Haunted When the Minutes Drag
US: 2 Feb 2011
Online Release Date: 12 Jan 2011
Staten Island’s Ghost Bunny has reportedly gone through many changes over the years. Not only have band members come and gone, but the band name itself has metamorphosed in time—they used to be known by the slightly more morbid moniker Dead Rabbit, as well as the more ordinary group name the Rabbits. Given their final choice, it will surprise no one that this quartet plays an American Gothic style of keyboard-driven indie rock. The band has earned comparisons to the late ‘90s alternative rock outfit Grandaddy, which is especially warranted by “Mechanical Animals”, from their new, eponymous full-length debut.
The songs on Ghost Bunny are full of dread and wonder in equal measure. They generally manage to rock out, despite featuring morose melodies.
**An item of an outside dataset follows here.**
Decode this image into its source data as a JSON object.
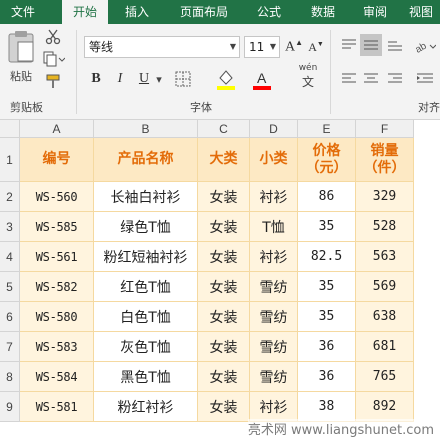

Opener “Death and Destruction” portends just that with driving, minor piano chords before the full band kicks in to bring the rock to the fore. Elsewhere, “Siren” marinates in creaky background organ, but overall it has the feel of a Pixies-ish anthem with loud/quiet dynamics. “Domingo Dos”, arguably the best song on the record, could even pass for a latter-day U2 track. However, despite dabbling in the macabre on pessimistic-sounding songs like “All Mutants” and “The Waltz”, the band isn’t all about doom and gloom. The album ends with two tracks titled “Happy Day” and “Happy” respectively, though that might just be irony at work considering the lyrics in the latter: “Have you heard [happy’s] just a word we made up to feel better about our miserable lives?” There is also some much-needed silliness on “Leo”, which is purportedly about a guy who wanders around the city in a lion suit. All in all, Ghost Bunny delivers songs that could be described as bouncy and depressing at the same time. The contrast might get a bit wearying at times over the course of an entire 40-minute album, but Ghost Bunny is an assured collection of minor-key pop gems that will slink into your head and haunt you.
// Sound Affects
"The man whose songs were recorded by Johnny Cash, Alan Jackson, Ricky Skaggs, David Allan Coe, The Highwaymen, and countless others succumbs to time’s cruel cue that the only token of permanence we have to offer are the effects of shared moments and memories.READ the article